Data to process:

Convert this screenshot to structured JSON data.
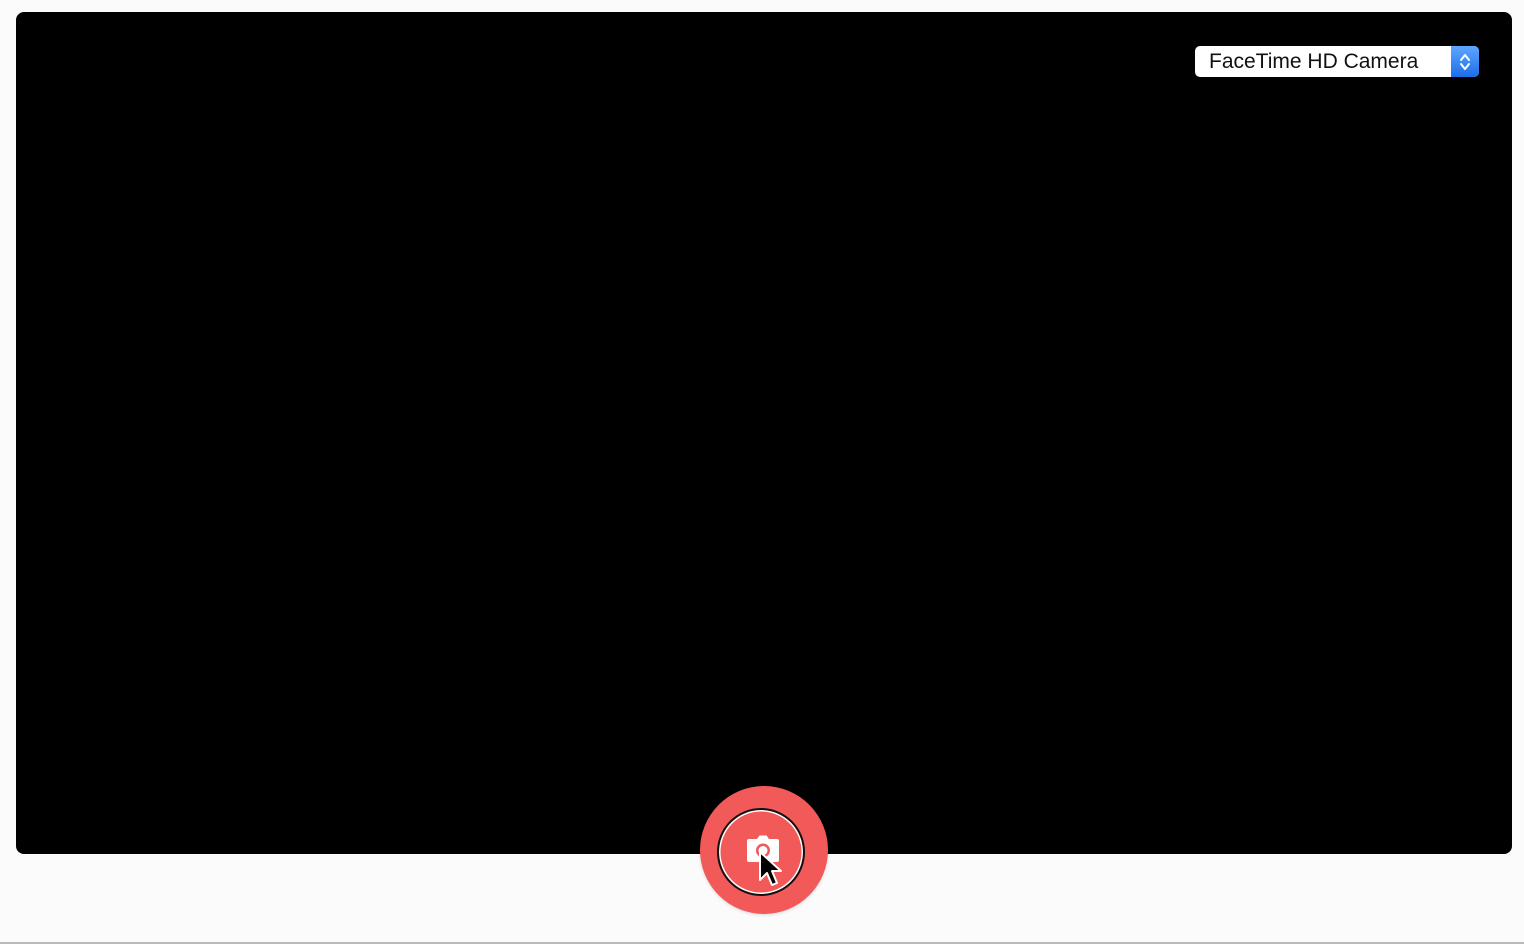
{
  "camera_select": {
    "selected": "FaceTime HD Camera",
    "icon": "select-arrows-icon",
    "accent_color": "#1b6fe8"
  },
  "viewport": {
    "background": "#000000"
  },
  "shutter": {
    "icon": "camera-icon",
    "color": "#f25a5a"
  },
  "cursor": {
    "icon": "mouse-pointer-icon"
  }
}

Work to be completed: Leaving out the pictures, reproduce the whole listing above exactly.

Exercise solution:
Convert this screenshot to structured JSON data.
{
  "camera_select": {
    "selected": "FaceTime HD Camera",
    "icon": "select-arrows-icon",
    "accent_color": "#1b6fe8"
  },
  "viewport": {
    "background": "#000000"
  },
  "shutter": {
    "icon": "camera-icon",
    "color": "#f25a5a"
  },
  "cursor": {
    "icon": "mouse-pointer-icon"
  }
}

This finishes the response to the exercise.